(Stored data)
-=-=-
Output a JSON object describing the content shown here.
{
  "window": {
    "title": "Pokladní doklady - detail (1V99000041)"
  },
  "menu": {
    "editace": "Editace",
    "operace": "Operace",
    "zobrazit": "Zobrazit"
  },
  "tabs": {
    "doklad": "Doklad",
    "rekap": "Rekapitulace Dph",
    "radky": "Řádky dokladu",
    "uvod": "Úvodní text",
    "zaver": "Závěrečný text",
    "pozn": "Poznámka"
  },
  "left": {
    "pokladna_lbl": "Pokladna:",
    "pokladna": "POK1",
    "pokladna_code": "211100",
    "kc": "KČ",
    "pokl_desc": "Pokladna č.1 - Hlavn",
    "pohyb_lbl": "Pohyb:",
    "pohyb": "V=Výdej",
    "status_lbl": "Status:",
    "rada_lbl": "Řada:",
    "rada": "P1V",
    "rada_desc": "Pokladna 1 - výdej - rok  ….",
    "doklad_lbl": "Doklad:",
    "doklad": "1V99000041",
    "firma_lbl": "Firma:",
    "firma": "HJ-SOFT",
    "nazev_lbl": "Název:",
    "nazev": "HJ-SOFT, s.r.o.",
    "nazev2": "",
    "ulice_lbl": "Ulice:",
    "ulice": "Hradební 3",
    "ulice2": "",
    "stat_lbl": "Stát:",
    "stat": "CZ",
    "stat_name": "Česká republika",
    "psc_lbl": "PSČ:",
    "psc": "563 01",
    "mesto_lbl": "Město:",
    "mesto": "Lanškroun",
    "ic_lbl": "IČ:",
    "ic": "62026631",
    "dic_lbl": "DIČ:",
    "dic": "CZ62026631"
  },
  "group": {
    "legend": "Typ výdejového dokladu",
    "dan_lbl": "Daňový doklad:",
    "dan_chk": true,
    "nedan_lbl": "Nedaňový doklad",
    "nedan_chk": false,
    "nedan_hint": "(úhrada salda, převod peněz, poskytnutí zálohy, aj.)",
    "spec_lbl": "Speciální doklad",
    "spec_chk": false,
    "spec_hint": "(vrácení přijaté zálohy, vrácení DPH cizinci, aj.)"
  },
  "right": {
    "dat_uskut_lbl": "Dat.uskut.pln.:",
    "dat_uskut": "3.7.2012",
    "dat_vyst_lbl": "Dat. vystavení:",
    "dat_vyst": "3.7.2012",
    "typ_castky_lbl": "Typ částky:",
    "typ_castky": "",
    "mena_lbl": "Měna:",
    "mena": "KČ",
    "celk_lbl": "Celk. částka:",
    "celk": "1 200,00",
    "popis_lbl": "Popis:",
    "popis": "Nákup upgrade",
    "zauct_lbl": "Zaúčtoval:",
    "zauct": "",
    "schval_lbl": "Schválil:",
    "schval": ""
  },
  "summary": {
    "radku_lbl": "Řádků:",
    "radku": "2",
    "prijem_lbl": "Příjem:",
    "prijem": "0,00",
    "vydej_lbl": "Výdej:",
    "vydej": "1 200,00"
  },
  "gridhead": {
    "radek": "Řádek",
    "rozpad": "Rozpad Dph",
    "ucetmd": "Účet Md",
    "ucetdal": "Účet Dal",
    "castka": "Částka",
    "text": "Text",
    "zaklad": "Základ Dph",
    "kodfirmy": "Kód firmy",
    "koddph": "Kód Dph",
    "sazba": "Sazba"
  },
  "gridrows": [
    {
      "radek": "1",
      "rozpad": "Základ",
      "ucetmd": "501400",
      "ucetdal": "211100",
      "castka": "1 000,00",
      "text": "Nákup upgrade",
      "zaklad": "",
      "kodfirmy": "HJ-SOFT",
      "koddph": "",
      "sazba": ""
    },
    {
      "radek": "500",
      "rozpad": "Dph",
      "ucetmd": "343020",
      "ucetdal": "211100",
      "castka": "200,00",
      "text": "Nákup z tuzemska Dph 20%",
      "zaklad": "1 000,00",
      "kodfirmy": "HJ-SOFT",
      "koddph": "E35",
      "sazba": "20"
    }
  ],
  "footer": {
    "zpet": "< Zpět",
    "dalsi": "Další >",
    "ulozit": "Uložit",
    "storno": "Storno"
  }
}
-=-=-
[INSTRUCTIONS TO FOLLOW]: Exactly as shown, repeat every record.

[SOLVED EXERCISE]:
Output a JSON object describing the content shown here.
{
  "window": {
    "title": "Pokladní doklady - detail (1V99000041)"
  },
  "menu": {
    "editace": "Editace",
    "operace": "Operace",
    "zobrazit": "Zobrazit"
  },
  "tabs": {
    "doklad": "Doklad",
    "rekap": "Rekapitulace Dph",
    "radky": "Řádky dokladu",
    "uvod": "Úvodní text",
    "zaver": "Závěrečný text",
    "pozn": "Poznámka"
  },
  "left": {
    "pokladna_lbl": "Pokladna:",
    "pokladna": "POK1",
    "pokladna_code": "211100",
    "kc": "KČ",
    "pokl_desc": "Pokladna č.1 - Hlavn",
    "pohyb_lbl": "Pohyb:",
    "pohyb": "V=Výdej",
    "status_lbl": "Status:",
    "rada_lbl": "Řada:",
    "rada": "P1V",
    "rada_desc": "Pokladna 1 - výdej - rok  ….",
    "doklad_lbl": "Doklad:",
    "doklad": "1V99000041",
    "firma_lbl": "Firma:",
    "firma": "HJ-SOFT",
    "nazev_lbl": "Název:",
    "nazev": "HJ-SOFT, s.r.o.",
    "nazev2": "",
    "ulice_lbl": "Ulice:",
    "ulice": "Hradební 3",
    "ulice2": "",
    "stat_lbl": "Stát:",
    "stat": "CZ",
    "stat_name": "Česká republika",
    "psc_lbl": "PSČ:",
    "psc": "563 01",
    "mesto_lbl": "Město:",
    "mesto": "Lanškroun",
    "ic_lbl": "IČ:",
    "ic": "62026631",
    "dic_lbl": "DIČ:",
    "dic": "CZ62026631"
  },
  "group": {
    "legend": "Typ výdejového dokladu",
    "dan_lbl": "Daňový doklad:",
    "dan_chk": true,
    "nedan_lbl": "Nedaňový doklad",
    "nedan_chk": false,
    "nedan_hint": "(úhrada salda, převod peněz, poskytnutí zálohy, aj.)",
    "spec_lbl": "Speciální doklad",
    "spec_chk": false,
    "spec_hint": "(vrácení přijaté zálohy, vrácení DPH cizinci, aj.)"
  },
  "right": {
    "dat_uskut_lbl": "Dat.uskut.pln.:",
    "dat_uskut": "3.7.2012",
    "dat_vyst_lbl": "Dat. vystavení:",
    "dat_vyst": "3.7.2012",
    "typ_castky_lbl": "Typ částky:",
    "typ_castky": "",
    "mena_lbl": "Měna:",
    "mena": "KČ",
    "celk_lbl": "Celk. částka:",
    "celk": "1 200,00",
    "popis_lbl": "Popis:",
    "popis": "Nákup upgrade",
    "zauct_lbl": "Zaúčtoval:",
    "zauct": "",
    "schval_lbl": "Schválil:",
    "schval": ""
  },
  "summary": {
    "radku_lbl": "Řádků:",
    "radku": "2",
    "prijem_lbl": "Příjem:",
    "prijem": "0,00",
    "vydej_lbl": "Výdej:",
    "vydej": "1 200,00"
  },
  "gridhead": {
    "radek": "Řádek",
    "rozpad": "Rozpad Dph",
    "ucetmd": "Účet Md",
    "ucetdal": "Účet Dal",
    "castka": "Částka",
    "text": "Text",
    "zaklad": "Základ Dph",
    "kodfirmy": "Kód firmy",
    "koddph": "Kód Dph",
    "sazba": "Sazba"
  },
  "gridrows": [
    {
      "radek": "1",
      "rozpad": "Základ",
      "ucetmd": "501400",
      "ucetdal": "211100",
      "castka": "1 000,00",
      "text": "Nákup upgrade",
      "zaklad": "",
      "kodfirmy": "HJ-SOFT",
      "koddph": "",
      "sazba": ""
    },
    {
      "radek": "500",
      "rozpad": "Dph",
      "ucetmd": "343020",
      "ucetdal": "211100",
      "castka": "200,00",
      "text": "Nákup z tuzemska Dph 20%",
      "zaklad": "1 000,00",
      "kodfirmy": "HJ-SOFT",
      "koddph": "E35",
      "sazba": "20"
    }
  ],
  "footer": {
    "zpet": "< Zpět",
    "dalsi": "Další >",
    "ulozit": "Uložit",
    "storno": "Storno"
  }
}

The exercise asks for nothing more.